Narratives in production
Unit 2 – Area of study 2
In this area of study we focus on learning the following dot points:
• Use of media production process in the construction of narratives.
• Development of skills in the use of media technologies.
• Specific audiences and constraints of contexts in the creation and production of media products.
• Ethical, legal and community constraints in the production and distribution of media products.
• Roles and responsibilities within the media production process.
By the end of this area of study you should be able to Design, Produce, Apply and Develop these dot points.
From the study design
Narratives are created through a production process that involves the conceptualisation and development of ideas,
pre-production, production, post-production and distribution. The production and distribution of narratives involves
skilled use of media technologies, often in collaboration with others, where each individual undertakes specific
roles and responsibilities required at each stage of the production. While the production of narratives is a creative
process, they are produced for specific audiences and are constrained by the contexts in which they are produced,
distributed, consumed and read. Students apply their theoretical learning to create and construct narratives in the
form of media exercises that demonstrate one or more concepts covered in Area of Study 1.
• media production processes and their relationship to specific media forms
• construction of narratives using the media production process
• the roles and responsibilities required in different stages of the media production process
• technical skills used in the operation of media technologies
• ethical, legal and community constraints in the production and distribution of media products
• media language appropriate to the design, production and evaluation of media products.
• design and produce narratives using the stages of the media production process
• undertake roles and responsibilities within the media production process
• apply technical skills in the operation of media technologies
• develop and produce narratives within ethical, legal and community constraints
• use media language appropriate to the design, construction, production and evaluation of media productions.
Narratives in the Moving Image
ARGO – PLOT
In 1979, the American embassy in Iran was invaded by Iranian revolutionaries and several Americans were taken hostage.
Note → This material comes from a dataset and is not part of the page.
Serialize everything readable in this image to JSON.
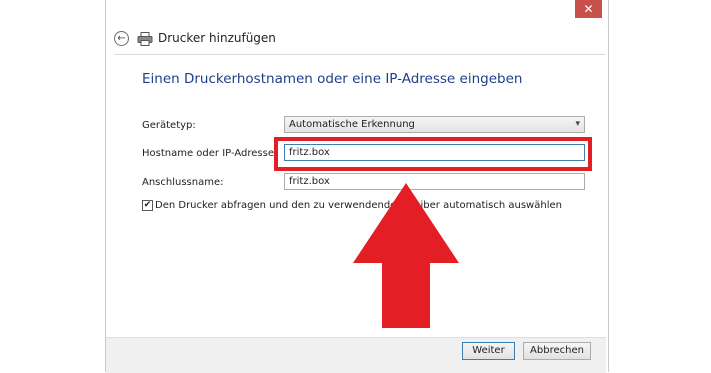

However, six managed to escape to the official residence of the Canadian Ambassador and the CIA was ordered to get them out of the country. With few options, exfiltration expert Tony Mendez devised a daring plan: create a phony Canadian film project looking to shoot in Iran and smuggle the Americans out as its production crew. With the help of some trusted Hollywood contacts, Mendez created the ruse and proceeded to Iran as its associate producer. However, time was running out with the Iranian security forces closing in on the truth while both his charges and the White House had grave doubts about the operation themselves.
RUBY SPARKS – PLOT
Young author Calvin Weir-Fields (Paul Dano), once a literary darling, is having trouble composing his next novel. Following a therapist's advice, Calvin pulls out an old manual typewriter and creates a vivacious, flame-haired woman he dubs Ruby Sparks (Zoe Kazan). Overnight, Ruby leaps from the page into Calvin's home as a real flesh-and-blood woman. And, what's more, she's unaware that she's actually a fictional character and that her actions and feelings are dictated by whatever Calvin writes.
Narratives in Print Production - Photography
SALLY MOON: The girl with the cigerette
Photographer Sally moon captured this award winning photograph. This image was circulated around the world and created controversy. The narrative is interpreted by audience in a variety of ways.
Is the narrative explicit or implied?
What print code and conventions are employed by the artist to capture and relay the narrative to the audience?
ALFRED EISENTAEDT: The Kiss
Greta Zimmer Friedman, identified later as the nurse in the photo, became the subject of perhaps the most iconic photo taken on V-J Day on Aug. 14, 1945. Taken by photographer Alfred Eisentaedt, the picture captured the jubilance people felt upon the war’s end.
The photo, published in LIFE, caught the U.S. at a moment of pure relief and represented people letting go of their inhibitions.